Zack Hutchins
Director of Communications

For Release — August 8, 2008

Business Council urges delay in costly greenhouse initiative

ALBANY— Moving forward with the Regional Greenhouse Gas Initiative (RGGI) will impose additional costs and make New York's economy less competitive at a time of fiscal crisis and rising energy costs, according to The Business Council of New York State.

In a letter to Gov. David Paterson release today, The Business Council voiced concern that RGGI will contribute to higher electric power prices in New York. The Business Council called on the Governor to delay adoption and implementation of RGGI.

“In this time of economic stress, and rising energy prices, we believe it would be a mistake for New York to impose another significant cost on the state's energy consumers,” said Kenneth Adams, president & CEO of The Business Council.

“The final version of the proposed rule was only made available to the public this week, leaving little time for review and comment before the Department of Environmental Conservation considers the proposal on August 11th. The short time frame could lead to adoption of yet another set of regulations that while well intentioned, increase costs while providing limited environmental benefits,” said Adams.

“New York has been and continues to be a leader in clean energy and energy efficiency, but we also pay among the highest energy prices in the United States,” added Adams. “We estimate that New York business and residents pay an annual $6.5 billion premium for electric power, when comparing in-state rates to the national average. These increased costs are driven by state-influenced factors such as fuel use, environmental regulations and state-imposed taxes and fees,” added Adams.
“There is little doubt that high energy costs have a negative impact on the state's economy. We believe that implementation of RGGI, which will impose an additional cost on power generation and major power users, during an economic downturn is ill-advised and will only compound the state's economic problems,” said Adams.

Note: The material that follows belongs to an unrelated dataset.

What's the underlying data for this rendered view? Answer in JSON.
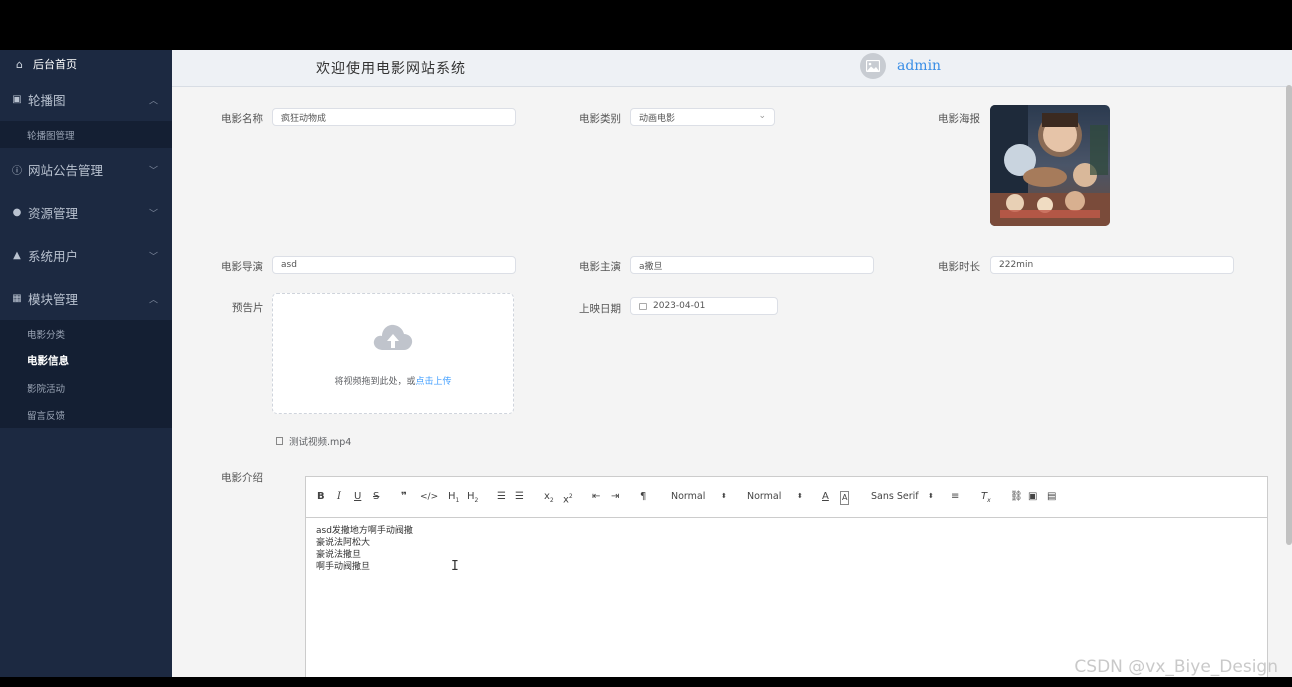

The full letter is here. For further comment contact: Heather Briccetti at 518-465-7511 ext.203.